The demonstrators appeared one day in December, just as children at an elementary school for ethnic Koreans were cleaning up for lunch. The group of about a dozen Japanese men gathered in front of the school gate, using bullhorns to call the students cockroaches and Korean spies.
Inside, the panicked students and teachers huddled in their classrooms, singing loudly to drown out the insults, as parents and eventually police officers blocked the protesters’ entry.
According to the Times, these groups are largely organizing through the internet and are made up mostly of young men, either jobless or working menial jobs. And unlike traditional far-right Japanese groups (who generally cruise around Tokyo in paramilitary-dress on the backs of trucks painted to resemble infantry vehicles, but otherwise seem to leave people alone) the new rabble rousers aren’t concerned about looking like a pack of douchebags by openly harrasing groups of foreign born children:
Since first appearing last year, their protests have been directed at not only Japan’s half million ethnic Koreans, but also Chinese and other Asian workers, Christian churchgoers and even Westerners in Halloween costumes. In the latter case, a few dozen angrily shouting demonstrators followed around revelers waving placards that said, “This is not a white country.”
So where do these awful people draw inspiration for these acts of obnoxious stupidity? Well, I’m glad you asked:
Mr. Sakurai says the group is not racist, and rejected the comparison with neo-Nazis. Instead, he said he had modeled his group after another overseas political movement, the Tea Party in the United States. He said he had studied videos of Tea Party protests, and shared with the Tea Party an angry sense that his nation had gone in the wrong direction because it had fallen into the hands of leftist politicians, liberal media as well as foreigners.
Charming…. but not wholly unexpected. On the bright side, with our industrial sector decimated by decades of neglect and the rise of a lucrative, but ultimately parasitic financial sector, it’s nice to see American exports growing.

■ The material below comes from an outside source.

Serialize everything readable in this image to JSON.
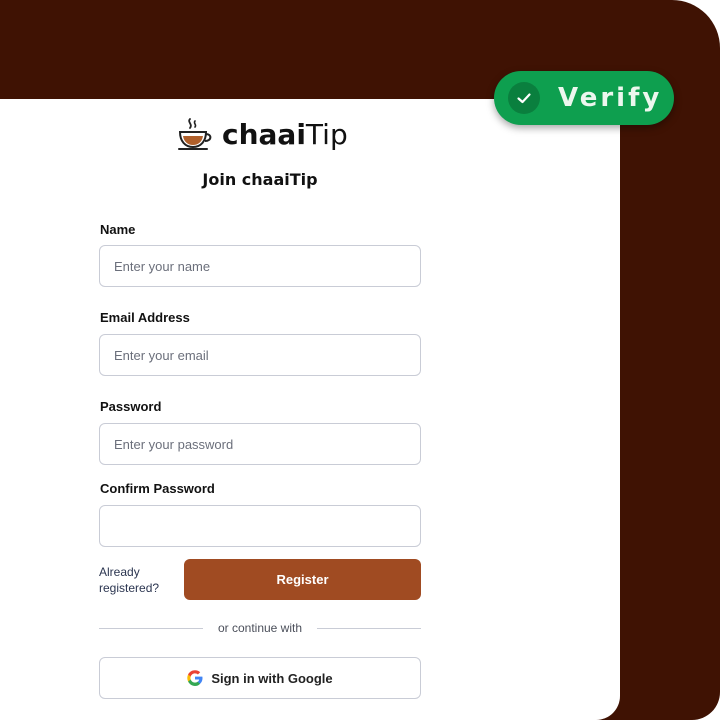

Would have preferred to see us exporting something other than crypto-fascism, though.